- Opening Delimiter -

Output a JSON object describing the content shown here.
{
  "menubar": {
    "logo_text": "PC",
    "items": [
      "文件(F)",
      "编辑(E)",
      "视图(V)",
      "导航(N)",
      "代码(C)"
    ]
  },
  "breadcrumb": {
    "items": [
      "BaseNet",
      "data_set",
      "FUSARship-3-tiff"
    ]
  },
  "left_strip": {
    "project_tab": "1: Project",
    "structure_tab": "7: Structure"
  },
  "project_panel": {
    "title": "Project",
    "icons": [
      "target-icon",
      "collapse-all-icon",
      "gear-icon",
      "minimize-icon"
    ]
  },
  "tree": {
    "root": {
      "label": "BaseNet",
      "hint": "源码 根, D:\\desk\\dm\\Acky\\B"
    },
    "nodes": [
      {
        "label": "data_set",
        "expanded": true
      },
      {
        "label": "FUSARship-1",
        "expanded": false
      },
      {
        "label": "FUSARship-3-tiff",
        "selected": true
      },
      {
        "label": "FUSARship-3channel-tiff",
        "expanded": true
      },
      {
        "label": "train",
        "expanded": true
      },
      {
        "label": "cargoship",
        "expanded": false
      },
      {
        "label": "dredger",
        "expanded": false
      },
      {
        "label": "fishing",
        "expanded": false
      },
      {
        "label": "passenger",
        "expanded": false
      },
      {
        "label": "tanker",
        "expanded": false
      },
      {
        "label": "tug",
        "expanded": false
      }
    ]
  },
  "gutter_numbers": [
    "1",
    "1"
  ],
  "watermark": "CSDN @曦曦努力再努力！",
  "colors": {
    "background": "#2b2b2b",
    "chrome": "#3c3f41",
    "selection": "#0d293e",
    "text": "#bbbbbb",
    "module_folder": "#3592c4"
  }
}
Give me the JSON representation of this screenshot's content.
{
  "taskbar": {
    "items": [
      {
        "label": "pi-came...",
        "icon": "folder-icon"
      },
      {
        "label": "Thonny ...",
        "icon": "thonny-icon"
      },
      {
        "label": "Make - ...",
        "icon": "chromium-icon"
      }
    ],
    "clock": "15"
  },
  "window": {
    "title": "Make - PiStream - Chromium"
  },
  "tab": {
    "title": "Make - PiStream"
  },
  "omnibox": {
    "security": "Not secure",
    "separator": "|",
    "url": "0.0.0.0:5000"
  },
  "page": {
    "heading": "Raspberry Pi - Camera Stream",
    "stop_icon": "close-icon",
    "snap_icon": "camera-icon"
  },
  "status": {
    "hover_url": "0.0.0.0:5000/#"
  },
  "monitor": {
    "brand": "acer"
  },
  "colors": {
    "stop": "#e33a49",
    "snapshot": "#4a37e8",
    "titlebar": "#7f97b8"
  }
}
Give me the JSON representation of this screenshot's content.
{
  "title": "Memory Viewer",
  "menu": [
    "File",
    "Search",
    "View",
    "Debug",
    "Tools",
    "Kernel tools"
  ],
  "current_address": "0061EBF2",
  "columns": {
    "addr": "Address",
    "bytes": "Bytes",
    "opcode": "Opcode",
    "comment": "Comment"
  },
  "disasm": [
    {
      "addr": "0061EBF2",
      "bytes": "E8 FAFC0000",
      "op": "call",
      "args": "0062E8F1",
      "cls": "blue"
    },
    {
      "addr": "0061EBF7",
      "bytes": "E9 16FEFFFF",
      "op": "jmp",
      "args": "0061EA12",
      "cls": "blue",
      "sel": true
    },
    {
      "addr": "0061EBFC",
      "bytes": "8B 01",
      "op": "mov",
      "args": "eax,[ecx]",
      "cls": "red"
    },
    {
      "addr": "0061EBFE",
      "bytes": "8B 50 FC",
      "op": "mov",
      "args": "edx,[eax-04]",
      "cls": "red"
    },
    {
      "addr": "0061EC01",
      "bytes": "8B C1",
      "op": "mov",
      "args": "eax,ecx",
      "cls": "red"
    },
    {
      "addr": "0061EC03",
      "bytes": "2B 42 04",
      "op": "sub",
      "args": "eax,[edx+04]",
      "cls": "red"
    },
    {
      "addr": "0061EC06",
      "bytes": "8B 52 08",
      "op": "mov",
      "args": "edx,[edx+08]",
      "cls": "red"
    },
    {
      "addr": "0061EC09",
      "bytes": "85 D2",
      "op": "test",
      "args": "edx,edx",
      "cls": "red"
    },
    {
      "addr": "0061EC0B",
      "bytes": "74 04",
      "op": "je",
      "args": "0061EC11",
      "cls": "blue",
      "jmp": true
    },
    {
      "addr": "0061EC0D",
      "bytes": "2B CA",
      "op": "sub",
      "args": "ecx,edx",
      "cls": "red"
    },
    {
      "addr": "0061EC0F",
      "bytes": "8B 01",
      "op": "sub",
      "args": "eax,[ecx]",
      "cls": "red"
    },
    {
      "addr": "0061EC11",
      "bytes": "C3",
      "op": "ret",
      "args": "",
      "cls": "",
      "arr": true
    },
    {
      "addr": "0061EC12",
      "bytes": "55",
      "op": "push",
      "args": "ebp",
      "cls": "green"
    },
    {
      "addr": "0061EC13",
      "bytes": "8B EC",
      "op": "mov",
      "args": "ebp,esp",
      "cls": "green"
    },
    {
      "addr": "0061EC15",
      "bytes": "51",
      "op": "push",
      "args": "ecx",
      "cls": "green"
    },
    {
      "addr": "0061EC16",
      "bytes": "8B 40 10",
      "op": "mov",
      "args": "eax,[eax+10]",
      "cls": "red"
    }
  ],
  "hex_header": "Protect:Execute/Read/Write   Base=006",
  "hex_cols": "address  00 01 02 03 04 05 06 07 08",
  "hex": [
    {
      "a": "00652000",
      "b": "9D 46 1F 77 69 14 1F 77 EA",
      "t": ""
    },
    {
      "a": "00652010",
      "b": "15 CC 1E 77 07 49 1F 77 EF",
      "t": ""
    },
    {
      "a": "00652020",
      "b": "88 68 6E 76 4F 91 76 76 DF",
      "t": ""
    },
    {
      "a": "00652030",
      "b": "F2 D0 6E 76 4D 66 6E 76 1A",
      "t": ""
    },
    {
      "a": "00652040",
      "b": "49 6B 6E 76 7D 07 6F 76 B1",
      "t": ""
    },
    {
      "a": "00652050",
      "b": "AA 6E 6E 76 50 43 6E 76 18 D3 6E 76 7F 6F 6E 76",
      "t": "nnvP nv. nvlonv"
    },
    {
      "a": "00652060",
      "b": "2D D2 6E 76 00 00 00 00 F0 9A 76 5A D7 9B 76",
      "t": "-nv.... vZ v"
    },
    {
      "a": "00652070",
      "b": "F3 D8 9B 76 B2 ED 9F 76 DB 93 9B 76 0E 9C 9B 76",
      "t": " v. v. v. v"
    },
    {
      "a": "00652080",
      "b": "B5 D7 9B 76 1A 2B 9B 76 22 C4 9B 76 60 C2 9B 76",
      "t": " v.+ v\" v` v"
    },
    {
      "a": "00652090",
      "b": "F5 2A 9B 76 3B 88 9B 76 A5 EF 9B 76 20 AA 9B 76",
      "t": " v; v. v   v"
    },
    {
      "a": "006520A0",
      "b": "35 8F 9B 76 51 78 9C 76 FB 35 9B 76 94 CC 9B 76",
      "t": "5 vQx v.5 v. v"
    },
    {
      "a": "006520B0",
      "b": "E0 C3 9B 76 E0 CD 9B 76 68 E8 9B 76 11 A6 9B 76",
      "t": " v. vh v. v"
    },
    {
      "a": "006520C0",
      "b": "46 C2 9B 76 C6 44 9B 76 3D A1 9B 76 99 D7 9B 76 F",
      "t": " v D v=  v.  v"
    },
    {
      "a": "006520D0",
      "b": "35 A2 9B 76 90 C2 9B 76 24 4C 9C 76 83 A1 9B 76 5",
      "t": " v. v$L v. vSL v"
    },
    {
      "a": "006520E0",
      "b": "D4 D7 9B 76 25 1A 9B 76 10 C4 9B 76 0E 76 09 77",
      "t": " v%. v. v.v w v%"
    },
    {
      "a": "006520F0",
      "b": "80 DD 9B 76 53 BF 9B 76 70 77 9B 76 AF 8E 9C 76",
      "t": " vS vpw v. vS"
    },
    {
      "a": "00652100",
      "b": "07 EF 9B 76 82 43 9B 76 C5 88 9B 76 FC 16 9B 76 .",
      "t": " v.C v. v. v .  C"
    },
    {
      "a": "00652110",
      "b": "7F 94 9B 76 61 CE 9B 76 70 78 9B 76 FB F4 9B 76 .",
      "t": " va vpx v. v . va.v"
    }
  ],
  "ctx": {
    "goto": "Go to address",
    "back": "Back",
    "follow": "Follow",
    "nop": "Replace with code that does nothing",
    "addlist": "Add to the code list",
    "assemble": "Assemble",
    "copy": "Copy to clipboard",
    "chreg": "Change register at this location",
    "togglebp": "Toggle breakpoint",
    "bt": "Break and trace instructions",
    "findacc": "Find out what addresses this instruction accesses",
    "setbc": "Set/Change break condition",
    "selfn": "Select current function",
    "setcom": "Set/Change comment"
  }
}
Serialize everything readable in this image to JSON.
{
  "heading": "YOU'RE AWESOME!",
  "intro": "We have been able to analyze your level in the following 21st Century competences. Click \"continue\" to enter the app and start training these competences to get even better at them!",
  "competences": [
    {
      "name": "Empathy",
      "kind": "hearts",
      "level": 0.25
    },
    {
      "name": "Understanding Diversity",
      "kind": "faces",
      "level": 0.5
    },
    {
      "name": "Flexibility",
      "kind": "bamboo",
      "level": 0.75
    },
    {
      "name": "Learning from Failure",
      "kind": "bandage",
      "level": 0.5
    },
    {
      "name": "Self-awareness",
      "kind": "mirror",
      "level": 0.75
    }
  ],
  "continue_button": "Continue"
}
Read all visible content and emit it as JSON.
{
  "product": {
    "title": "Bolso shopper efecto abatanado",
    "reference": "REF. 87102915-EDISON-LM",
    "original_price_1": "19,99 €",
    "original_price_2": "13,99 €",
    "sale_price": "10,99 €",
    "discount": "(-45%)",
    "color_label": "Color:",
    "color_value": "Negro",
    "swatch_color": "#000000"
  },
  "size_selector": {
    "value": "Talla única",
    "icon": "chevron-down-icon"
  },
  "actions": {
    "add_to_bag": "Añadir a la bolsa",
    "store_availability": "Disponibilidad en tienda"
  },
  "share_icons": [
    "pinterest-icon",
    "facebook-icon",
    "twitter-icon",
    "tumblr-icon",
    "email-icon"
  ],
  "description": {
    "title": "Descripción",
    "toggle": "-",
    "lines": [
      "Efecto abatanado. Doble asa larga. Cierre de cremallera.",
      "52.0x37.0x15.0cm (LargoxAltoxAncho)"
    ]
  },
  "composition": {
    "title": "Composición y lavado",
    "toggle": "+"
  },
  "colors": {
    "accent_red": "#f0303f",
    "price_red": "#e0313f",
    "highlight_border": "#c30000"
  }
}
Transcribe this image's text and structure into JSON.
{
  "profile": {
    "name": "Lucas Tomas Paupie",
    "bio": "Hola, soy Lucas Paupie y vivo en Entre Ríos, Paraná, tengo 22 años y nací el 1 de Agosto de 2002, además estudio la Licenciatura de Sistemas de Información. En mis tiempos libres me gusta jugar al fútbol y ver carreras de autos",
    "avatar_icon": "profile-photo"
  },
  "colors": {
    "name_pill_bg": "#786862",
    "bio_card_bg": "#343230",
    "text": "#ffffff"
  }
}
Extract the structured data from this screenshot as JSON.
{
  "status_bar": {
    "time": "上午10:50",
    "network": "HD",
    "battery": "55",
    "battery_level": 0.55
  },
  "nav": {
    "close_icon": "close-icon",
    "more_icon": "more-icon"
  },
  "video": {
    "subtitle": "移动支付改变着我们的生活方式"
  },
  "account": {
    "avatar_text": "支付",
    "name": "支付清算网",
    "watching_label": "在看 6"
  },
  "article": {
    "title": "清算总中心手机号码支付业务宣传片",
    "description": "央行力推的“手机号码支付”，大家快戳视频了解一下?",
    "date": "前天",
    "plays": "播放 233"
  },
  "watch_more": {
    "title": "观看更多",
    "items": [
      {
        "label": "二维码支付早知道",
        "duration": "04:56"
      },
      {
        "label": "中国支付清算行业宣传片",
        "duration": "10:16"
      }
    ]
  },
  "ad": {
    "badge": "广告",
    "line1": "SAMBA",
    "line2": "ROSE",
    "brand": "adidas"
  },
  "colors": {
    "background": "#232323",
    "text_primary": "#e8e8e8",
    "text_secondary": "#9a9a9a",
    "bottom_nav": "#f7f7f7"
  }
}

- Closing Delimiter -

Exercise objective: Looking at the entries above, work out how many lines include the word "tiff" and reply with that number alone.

Task solution: 3